Here is the rub. Should our good President succeed in pressuring the Chinese to eliminate their trade surplus, we will have effectively cut off our nose to spite our face. Without those trade surplus dollars recycling into dollar assets, specifically treasuries, we are faced with a crisis of epic proportions.

As you know, we have a budget deficit of more than $1.5 trillion this year, with similar projections for next year. That means we have to find someone to lend us that money. We also have 70% of all U.S. treasuries coming due in the next 5 years – which means we either have the capital at that time and pay off the loans or we roll them over and extend the terms of those IOUs, on top of new funding needs. In essence, we are asking the Chinese to cut off a critical line of credit as we exponentially increase our need for it.

What is not different this time is desperate politicians resorting to a traditional ploy: scapegoat “foreigners” and avoid any responsibility for the actions that landed us in our current economic mess.

2. What’s Next for Stocks?

Earnings growth is slowing fast among the 500 companies that comprise the S&P 500 Index. Since the crisis of 2008, earnings growth for the last four quarters has produced returns of 306%, 19.54%, 10.13% and 7.03%, respectively. Earnings growth for the 4th quarter this year is expected and likely to show a contraction, showing no progress at all. Combined with facts we’ve discussed previously about the current relationship between commodity inflation and profits, this development makes it very hard to see the index progressing from here.

So are stocks trapped? We would say so. If the Fed decides to print at an accelerated rate, inflation eats corporate profits. If the Fed decides to tighten and force our fated bankruptcy, leverage deteriorates and prices collapse across the board for all productive assets. It’s a no-win deal.

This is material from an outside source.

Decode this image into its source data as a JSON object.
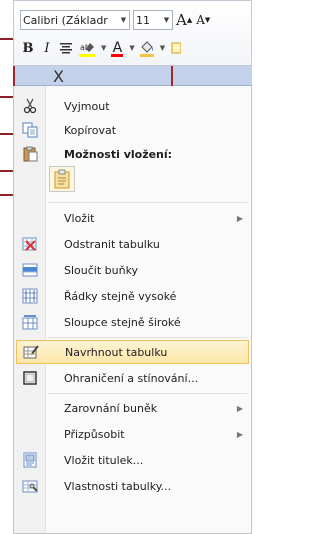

The chart below shows S&P earnings from 1978. It helps to put earnings volatility in perspective. The current earnings level is nearly equal to the peak reached in 2008, just before the crisis began, even though the economy hasn’t fully recovered – at least in regard to jobs and corporate revenues on the whole. Also, the last time earnings reached their current mark of approximately $71 per share, the index sported at $1500 price tag – almost 25% higher than where it stands today at $1199.21.

Why the price difference? That’s easy – inflation. Because of inflation, the financial system is doing predominantly two things. First, it’s squeezing discretionary funds out of the markets and into the higher cost of living. And second, it’s switching investment dollars to assets that are performing better than stocks while the Fed prints excessive new funds.

Where is the money going? Defensive commodities. That’s a trend we suspect will continue until stocks can be considered cheap, which won’t happen until earnings revisit levels below the trend line shown in the chart for an extended period of time.

Have a wonderful weekend.

David McAlvany
President and CEO

David Burgess
VP Investment Management